MILAN — In the same week Europe opens up its borders to 15 international countries, gradually lifting the travel restrictions imposed by the COVID-19 pandemic, Rocco Forte Hotels revealed plans to open a new five-star hotel on Milan’s tony thoroughfare Via della Spiga under The Carlton Milano banner. This is the first hotel in the city for the luxury operator and is a sign of hope for Milan, whose tourism has been severely impacted by the health emergency.
Rocco Forte Hotels, which operates 13 units in key tourist destinations including Rome and Florence in Italy, as well as London, Berlin and St. Petersburg, among others, has struck a deal with Reale Immobili SpA, which owns the building housing the Baglioni Hotel Carlton. The latter is best known for its Baretto restaurant, a draw for fashion insiders and Milan’s financial honchos.

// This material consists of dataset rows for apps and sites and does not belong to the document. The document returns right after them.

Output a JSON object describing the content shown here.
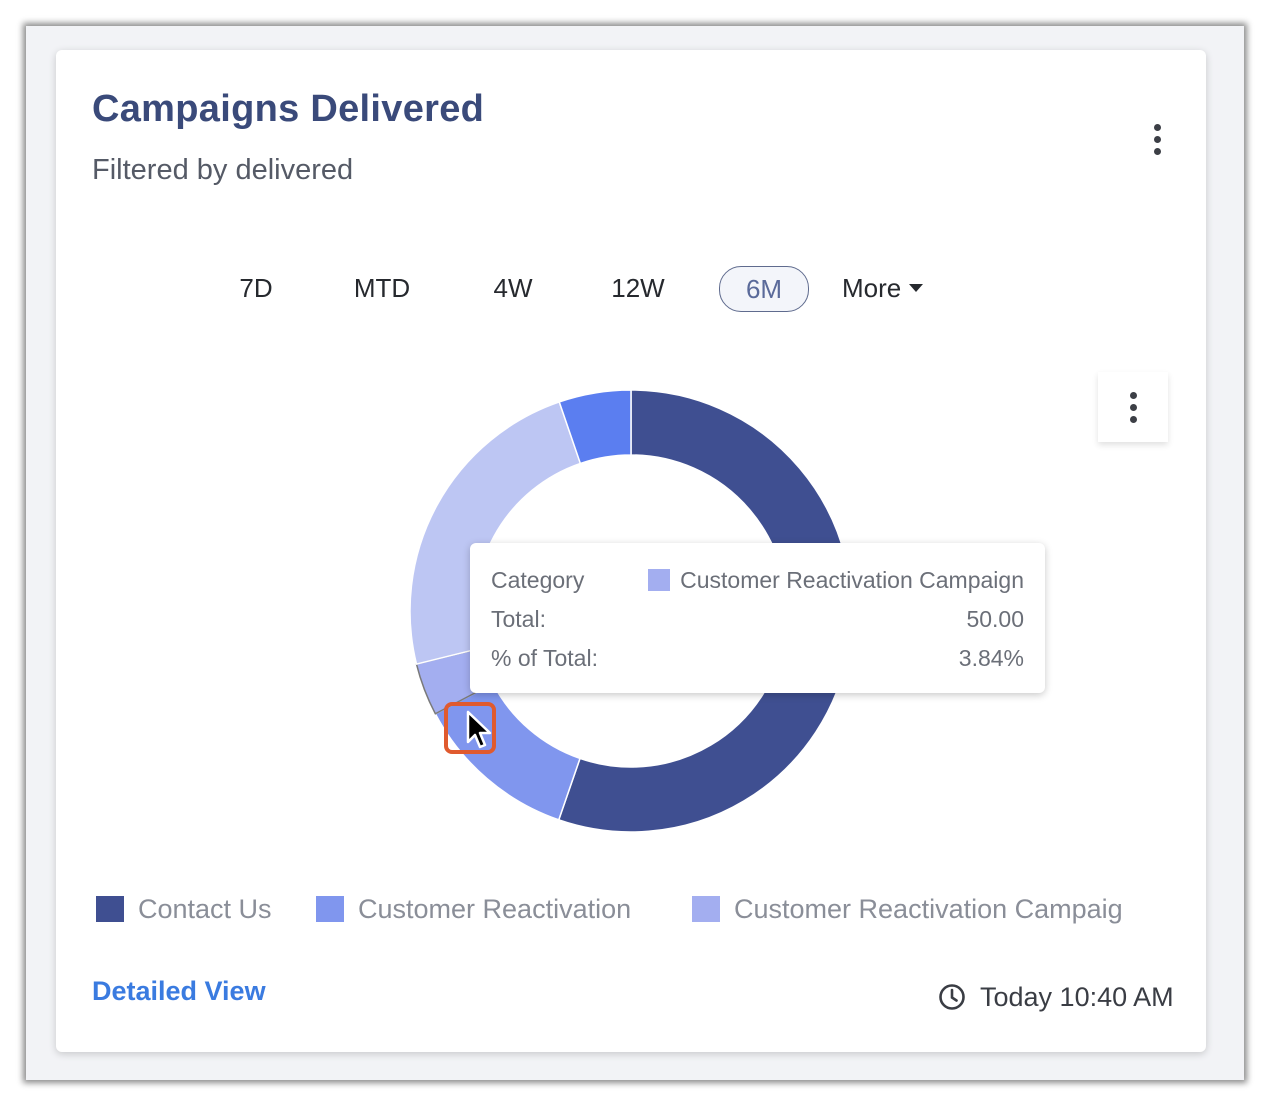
{
  "card": {
    "title": "Campaigns Delivered",
    "subtitle": "Filtered by delivered"
  },
  "tabs": [
    {
      "label": "7D",
      "active": false
    },
    {
      "label": "MTD",
      "active": false
    },
    {
      "label": "4W",
      "active": false
    },
    {
      "label": "12W",
      "active": false
    },
    {
      "label": "6M",
      "active": true
    },
    {
      "label": "More",
      "active": false
    }
  ],
  "colors": {
    "contact_us": "#3f4f91",
    "customer_reactivation": "#8096ee",
    "customer_reactivation_campaign": "#a3aef0",
    "light_segment": "#bdc6f3",
    "bright_segment": "#5b7ef0",
    "accent_link": "#3a7be0"
  },
  "tooltip": {
    "category_label": "Category",
    "category_value": "Customer Reactivation Campaign",
    "total_label": "Total:",
    "total_value": "50.00",
    "pct_label": "% of Total:",
    "pct_value": "3.84%"
  },
  "legend": [
    {
      "label": "Contact Us",
      "color": "#3f4f91"
    },
    {
      "label": "Customer Reactivation",
      "color": "#8096ee"
    },
    {
      "label": "Customer Reactivation Campaig",
      "color": "#a3aef0"
    }
  ],
  "footer": {
    "link_label": "Detailed View",
    "timestamp": "Today 10:40 AM",
    "clock_icon": "clock-icon"
  },
  "chart_data": {
    "type": "pie",
    "donut": true,
    "segments": [
      {
        "color": "#3f4f91",
        "percent": 55.3
      },
      {
        "color": "#8096ee",
        "percent": 12.0
      },
      {
        "color": "#a3aef0",
        "percent": 3.84,
        "highlighted": true
      },
      {
        "color": "#bdc6f3",
        "percent": 23.6
      },
      {
        "color": "#5b7ef0",
        "percent": 5.26
      }
    ]
  }
}
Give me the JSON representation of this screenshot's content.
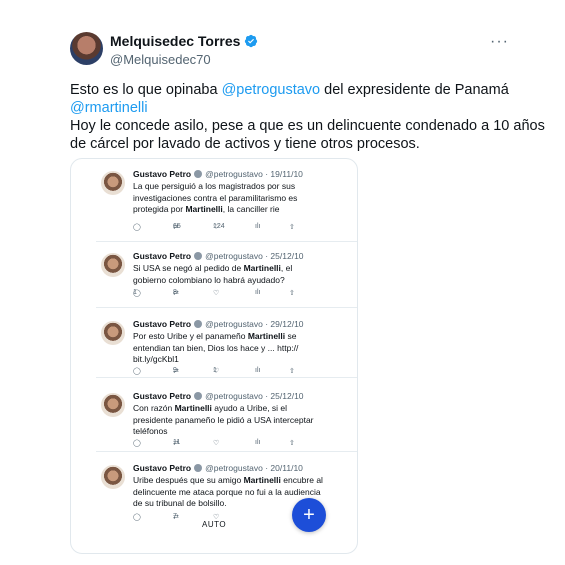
{
  "tweet": {
    "author": "Melquisedec Torres",
    "handle": "@Melquisedec70",
    "more": "···",
    "line1_pre": "Esto es lo que opinaba ",
    "line1_mention": "@petrogustavo",
    "line1_post": " del expresidente de Panamá",
    "line2_mention": "@rmartinelli",
    "line3": "Hoy le concede asilo, pese a que es un delincuente condenado a 10 años",
    "line4": "de cárcel por lavado de activos y tiene otros procesos."
  },
  "quoted": [
    {
      "name": "Gustavo Petro",
      "handle": "@petrogustavo · 19/11/10",
      "pre": "La que persiguió a los magistrados por sus investigaciones contra el paramilitarismo es protegida por ",
      "bold": "Martinelli",
      "post": ", la canciller rie",
      "retweets": "65",
      "likes": "124",
      "replies": ""
    },
    {
      "name": "Gustavo Petro",
      "handle": "@petrogustavo · 25/12/10",
      "pre": "Si USA se negó al pedido de ",
      "bold": "Martinelli",
      "post": ", el gobierno colombiano lo habrá ayudado?",
      "replies": "1",
      "retweets": "8",
      "likes": ""
    },
    {
      "name": "Gustavo Petro",
      "handle": "@petrogustavo · 29/12/10",
      "pre": "Por esto Uribe y el panameño ",
      "bold": "Martinelli",
      "post": " se entendian tan bien, Dios los hace y ... http:// bit.ly/gcKbl1",
      "replies": "",
      "retweets": "9",
      "likes": "1"
    },
    {
      "name": "Gustavo Petro",
      "handle": "@petrogustavo · 25/12/10",
      "pre": "Con razón ",
      "bold": "Martinelli",
      "post": " ayudo a Uribe, si el presidente panameño le pidió a USA interceptar teléfonos",
      "replies": "",
      "retweets": "11",
      "likes": ""
    },
    {
      "name": "Gustavo Petro",
      "handle": "@petrogustavo · 20/11/10",
      "pre": "Uribe después que su amigo ",
      "bold": "Martinelli",
      "post": " encubre al delincuente me ataca porque no fui a la audiencia de su tribunal de bolsillo.",
      "replies": "",
      "retweets": "7",
      "likes": ""
    }
  ],
  "fab": "+",
  "auto_label": "AUTO",
  "colors": {
    "accent": "#1d9bf0",
    "fab": "#1d4ed8",
    "muted": "#536471"
  }
}
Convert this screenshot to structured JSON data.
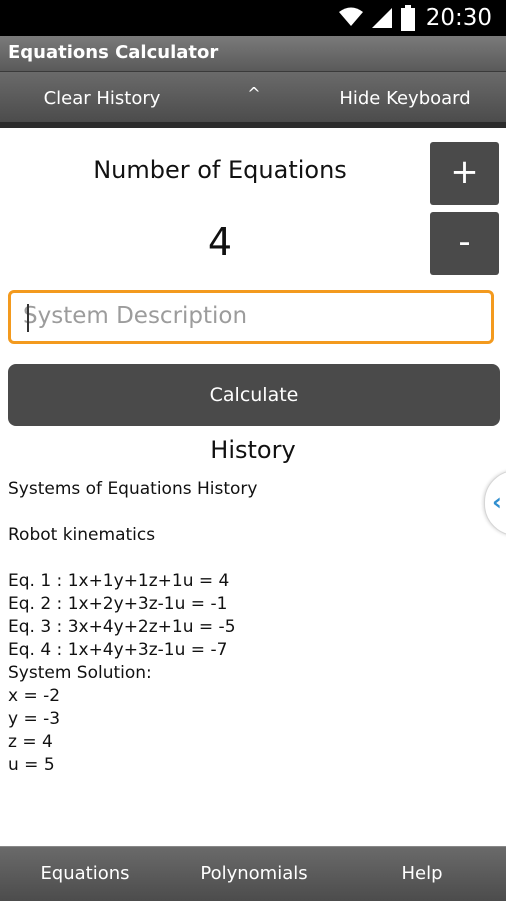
{
  "status_bar": {
    "time": "20:30",
    "icons": [
      "wifi-icon",
      "signal-icon",
      "battery-icon"
    ]
  },
  "app": {
    "title": "Equations Calculator"
  },
  "action_bar": {
    "clear_history": "Clear History",
    "collapse": "^",
    "hide_keyboard": "Hide Keyboard"
  },
  "equations": {
    "label": "Number of Equations",
    "count": "4",
    "increment": "+",
    "decrement": "-"
  },
  "description": {
    "placeholder": "System Description",
    "value": ""
  },
  "calculate_label": "Calculate",
  "history": {
    "title": "History",
    "heading": "Systems of Equations History",
    "system_name": "Robot kinematics",
    "equations": [
      "Eq. 1 : 1x+1y+1z+1u = 4",
      "Eq. 2 : 1x+2y+3z-1u = -1",
      "Eq. 3 : 3x+4y+2z+1u = -5",
      "Eq. 4 : 1x+4y+3z-1u = -7"
    ],
    "solution_label": "System Solution:",
    "solutions": [
      "x = -2",
      "y = -3",
      "z = 4",
      "u = 5"
    ]
  },
  "side_tab_icon": "chevron-left-icon",
  "bottom_nav": {
    "equations": "Equations",
    "polynomials": "Polynomials",
    "help": "Help"
  },
  "colors": {
    "accent_orange": "#f39a1e",
    "button_gray": "#4a4a4a",
    "side_tab_blue": "#2f8ecf"
  }
}
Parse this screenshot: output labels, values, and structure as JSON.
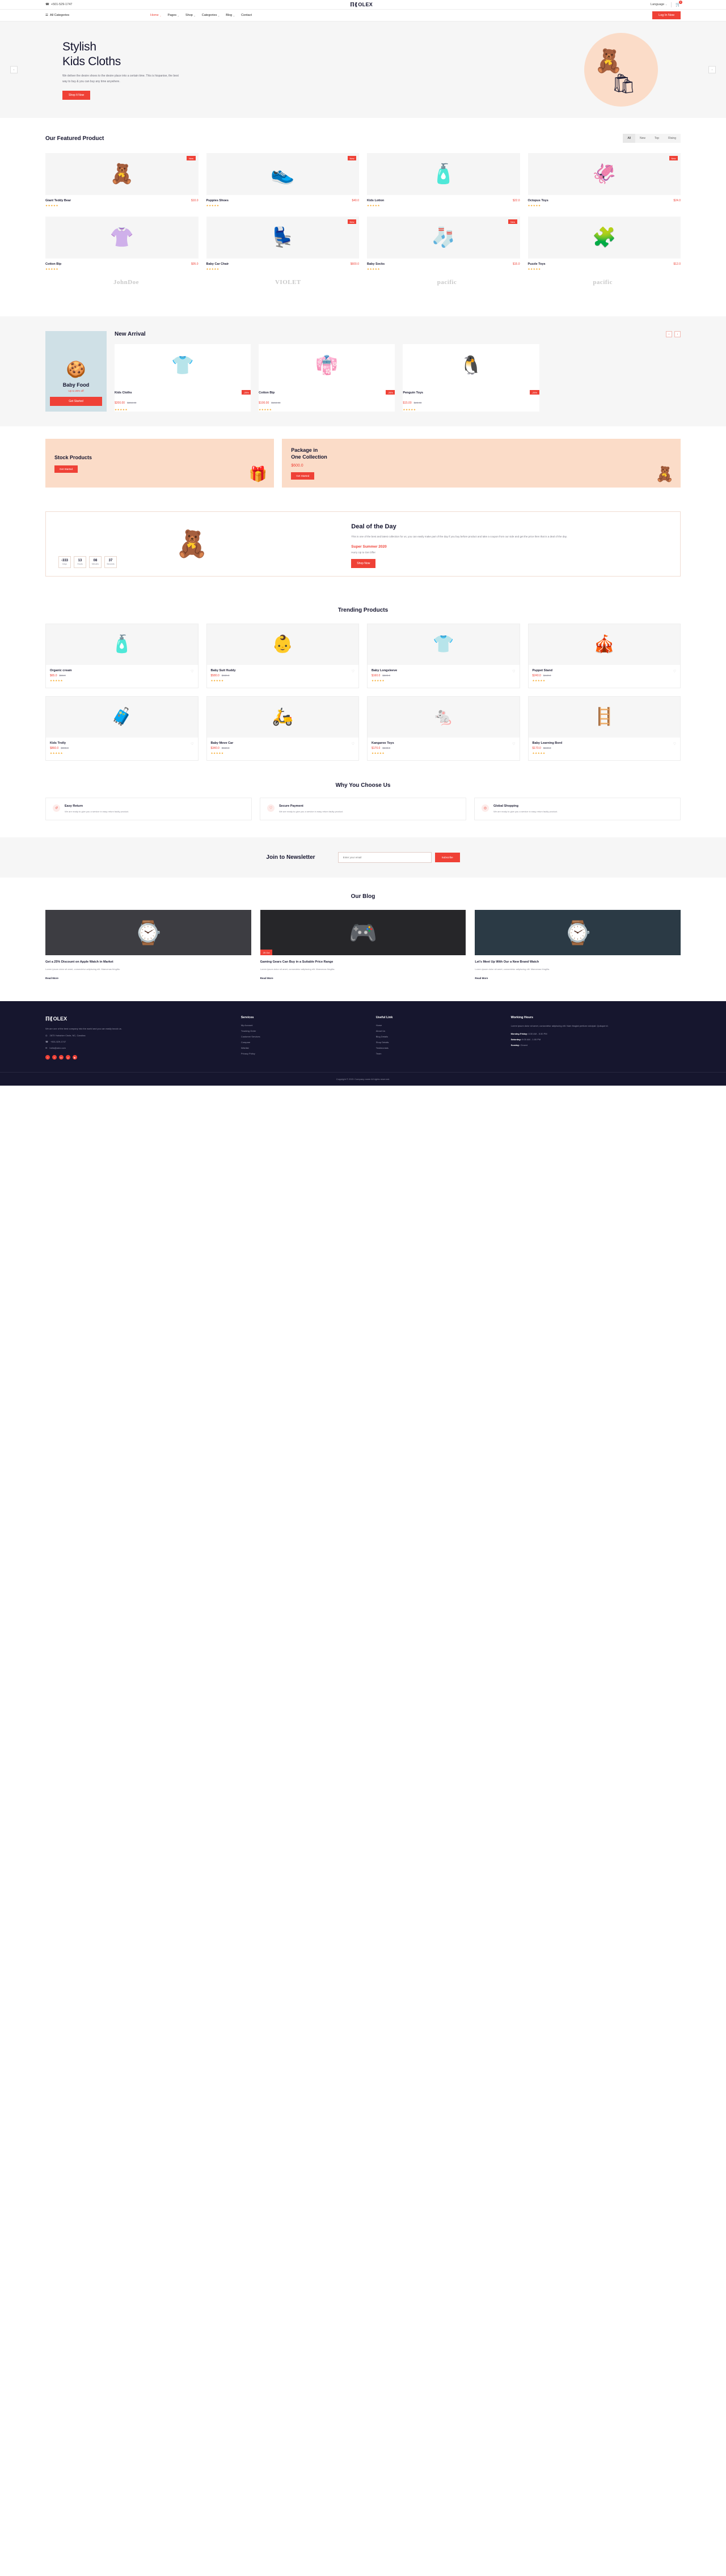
{
  "topbar": {
    "phone": "+501-529-1747",
    "phone_icon": "phone-icon",
    "language": "Language",
    "cart_icon": "cart-icon",
    "cart_count": "0"
  },
  "brand": {
    "name": "OLEX",
    "mark": "X"
  },
  "nav": {
    "all_categories": "All Categories",
    "items": [
      {
        "label": "Home",
        "caret": "˅",
        "active": true
      },
      {
        "label": "Pages",
        "caret": "˅",
        "active": false
      },
      {
        "label": "Shop",
        "caret": "˅",
        "active": false
      },
      {
        "label": "Categories",
        "caret": "˅",
        "active": false
      },
      {
        "label": "Blog",
        "caret": "˅",
        "active": false
      },
      {
        "label": "Contact",
        "caret": "",
        "active": false
      }
    ],
    "login": "Log In Now"
  },
  "hero": {
    "title_line1": "Stylish",
    "title_line2": "Kids Cloths",
    "paragraph": "We deliver the desire shoes to the desire place into a certain time. This is hispanise, the best way to buy & you can buy any time anywhere.",
    "cta": "Shop It Now",
    "prev": "‹",
    "next": "›"
  },
  "featured": {
    "title": "Our Featured Product",
    "tabs": [
      "All",
      "New",
      "Top",
      "Rising"
    ],
    "active_tab": "All",
    "products": [
      {
        "name": "Giant Teddy Bear",
        "price": "$10.0",
        "badge": "New",
        "stars": "★★★★★",
        "art": "🧸"
      },
      {
        "name": "Puppies Shoes",
        "price": "$40.0",
        "badge": "New",
        "stars": "★★★★★",
        "art": "👟"
      },
      {
        "name": "Kids Lotion",
        "price": "$22.0",
        "badge": "",
        "stars": "★★★★★",
        "art": "🧴"
      },
      {
        "name": "Octopus Toys",
        "price": "$24.0",
        "badge": "New",
        "stars": "★★★★★",
        "art": "🦑"
      },
      {
        "name": "Cotton Bip",
        "price": "$05.0",
        "badge": "",
        "stars": "★★★★★",
        "art": "👚"
      },
      {
        "name": "Baby Car Chair",
        "price": "$600.0",
        "badge": "New",
        "stars": "★★★★★",
        "art": "💺"
      },
      {
        "name": "Baby Socks",
        "price": "$15.0",
        "badge": "New",
        "stars": "★★★★★",
        "art": "🧦"
      },
      {
        "name": "Puzzle Toys",
        "price": "$12.0",
        "badge": "",
        "stars": "★★★★★",
        "art": "🧩"
      }
    ]
  },
  "brands": [
    "JohnDoe",
    "VIOLET",
    "pacific",
    "pacific"
  ],
  "arrivals": {
    "title": "New Arrival",
    "prev": "‹",
    "next": "›",
    "promo": {
      "title": "Baby Food",
      "sub": "Up to 25% off",
      "cta": "Get Started",
      "art": "🍪"
    },
    "products": [
      {
        "name": "Kids Cloths",
        "badge": "-25%",
        "price": "$200.00",
        "old": "$250.00",
        "stars": "★★★★★",
        "art": "👕"
      },
      {
        "name": "Cotton Bip",
        "badge": "-25%",
        "price": "$100.00",
        "old": "$150.00",
        "stars": "★★★★★",
        "art": "👘"
      },
      {
        "name": "Penguin Toys",
        "badge": "-25%",
        "price": "$15.00",
        "old": "$20.00",
        "stars": "★★★★★",
        "art": "🐧"
      }
    ]
  },
  "banners": [
    {
      "title": "Stock Products",
      "title2": "",
      "price": "",
      "cta": "Get Started",
      "art": "🎁"
    },
    {
      "title": "Package in",
      "title2": "One Collection",
      "price": "$600.0",
      "cta": "Get Started",
      "art": "🧸"
    }
  ],
  "deal": {
    "art": "🧸",
    "title": "Deal of the Day",
    "paragraph": "This is one of the best and latest collection for us, you can easily make part of the day if you buy before product and take a coupon from our side and get the price then that is a deal of the day.",
    "highlight": "Super Summer 2020",
    "small": "Hurry Up to Get Offer",
    "cta": "Shop Now",
    "counters": [
      {
        "n": "-333",
        "l": "Days"
      },
      {
        "n": "13",
        "l": "Hours"
      },
      {
        "n": "08",
        "l": "Minutes"
      },
      {
        "n": "37",
        "l": "Seconds"
      }
    ]
  },
  "trending": {
    "title": "Trending Products",
    "heart_icon": "heart-icon",
    "products": [
      {
        "name": "Organic cream",
        "price": "$65.0",
        "old": "$68.0",
        "stars": "★★★★★",
        "art": "🧴"
      },
      {
        "name": "Baby Suit Huddy",
        "price": "$580.0",
        "old": "$680.0",
        "stars": "★★★★★",
        "art": "👶"
      },
      {
        "name": "Baby Longsleeve",
        "price": "$160.0",
        "old": "$220.0",
        "stars": "★★★★★",
        "art": "👕"
      },
      {
        "name": "Puppet Stand",
        "price": "$240.0",
        "old": "$440.0",
        "stars": "★★★★★",
        "art": "🎪"
      },
      {
        "name": "Kids Trolly",
        "price": "$860.0",
        "old": "$900.0",
        "stars": "★★★★★",
        "art": "🧳"
      },
      {
        "name": "Baby Move Car",
        "price": "$340.0",
        "old": "$560.0",
        "stars": "★★★★★",
        "art": "🛵"
      },
      {
        "name": "Kangaroo Toys",
        "price": "$170.0",
        "old": "$240.0",
        "stars": "★★★★★",
        "art": "🐁"
      },
      {
        "name": "Baby Learning Bord",
        "price": "$170.0",
        "old": "$240.0",
        "stars": "★★★★★",
        "art": "🪜"
      }
    ]
  },
  "why": {
    "title": "Why You Choose Us",
    "cards": [
      {
        "icon": "refresh-icon",
        "glyph": "↺",
        "title": "Easy Return",
        "desc": "We are ready to give you a service in easy return faulty product."
      },
      {
        "icon": "shield-icon",
        "glyph": "♡",
        "title": "Secure Payment",
        "desc": "We are ready to give you a service in easy return faulty product."
      },
      {
        "icon": "globe-icon",
        "glyph": "◎",
        "title": "Global Shopping",
        "desc": "We are ready to give you a service in easy return faulty product."
      }
    ]
  },
  "newsletter": {
    "title": "Join to Newsletter",
    "placeholder": "Enter your email",
    "value": "",
    "button": "Subscribe"
  },
  "blog": {
    "title": "Our Blog",
    "posts": [
      {
        "tag": "",
        "art": "⌚",
        "title": "Get a 25% Discount on Apple Watch in Market",
        "desc": "Lorem ipsum dolor sit amet, consectetur adipiscing elit. Maecenas fringilla.",
        "more": "Read More"
      },
      {
        "tag": "25 Oct",
        "art": "🎮",
        "title": "Gaming Gears Can Buy in a Suitable Price Range",
        "desc": "Lorem ipsum dolor sit amet, consectetur adipiscing elit. Maecenas fringilla.",
        "more": "Read More"
      },
      {
        "tag": "",
        "art": "⌚",
        "title": "Let's Meet Up With Our a New Brand Watch",
        "desc": "Lorem ipsum dolor sit amet, consectetur adipiscing elit. Maecenas fringilla.",
        "more": "Read More"
      }
    ]
  },
  "footer": {
    "brand": "OLEX",
    "desc": "We are one of the best company into the world and you can easily knock us.",
    "address": "2873 Yorkshire Circle, NC, Carolina",
    "phone": "+501-529-1747",
    "email": "hello@olex.com",
    "address_icon": "location-icon",
    "phone_icon": "phone-icon",
    "email_icon": "mail-icon",
    "socials": [
      "f",
      "t",
      "in",
      "p",
      "▶"
    ],
    "columns": [
      {
        "head": "Services",
        "items": [
          "My Account",
          "Tracking Order",
          "Customer Services",
          "Compare",
          "Wishlist",
          "Privacy Policy"
        ]
      },
      {
        "head": "Useful Link",
        "items": [
          "Home",
          "About Us",
          "Blog Details",
          "Shop Details",
          "Testimonials",
          "Team"
        ]
      }
    ],
    "hours": {
      "head": "Working Hours",
      "desc": "Lorem ipsum dolor sit amet, consectetur adipiscing elit. Nam feugiat pretium volutpat. Quisque id.",
      "lines": [
        {
          "label": "Monday-Friday:",
          "value": "8:30 AM - 5:30 PM"
        },
        {
          "label": "Saturday:",
          "value": "9:00 AM - 1:00 PM"
        },
        {
          "label": "Sunday:",
          "value": "Closed"
        }
      ]
    },
    "copyright": "Copyright © 2021 Company name All rights reserved."
  }
}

After a renovation, which is slated to start next year and is being spearheaded by interior designers Paolo Moschino and Philip Vergeylen, the unit will include around 70 rooms and suites, a restaurant and a lounge bar, in addition to a wellness center and a rooftop bar. The two companies said the ground floor would house a shopping arcade with a number of stores from still undisclosed Made in Italy brands.
The opening of The Carlton Milano is scheduled for the beginning of 2023.
“Milan is a destination allowing ambitious exchanges with a range of different clients. The business and leisure segments are very promising, both with the locals and foreigners. We’re excited to bring our vision of luxury and quality here,” said Sir Rocco Forte, founder and chairman of the company he established with his sister Olga Polizzi in 1996.
Through the opening of the Milan unit, the company — which will also add two hotels in Shanghai and Palermo, Italy, next spring — will up its hotel count to 16.
“Our mission is to value and preserve the real estate of Reale Group, made of iconic and prestigious buildings,” noted Alberto Ramella, general manager of Reale Immobili SpA. “This intervention will offer to Milan the opportunity to increase its lodging count also in view of the 2026 Winter Olympics and the number of international events that animate the city each year and increasingly more frequently.”
Coinciding with the 2015 Universal Exposition, or “Expo,” Milan started enjoying a renaissance, becoming one of the key European destinations, drawing international tourists and teeming with events. The COVID-19 outbreak and the following travel bans and restrictions stalled the arrival of tourists, which, according to Italy’s National Institute for Statistics ISTAT, were expected to total 81 million in the March to May period prior to the pandemic.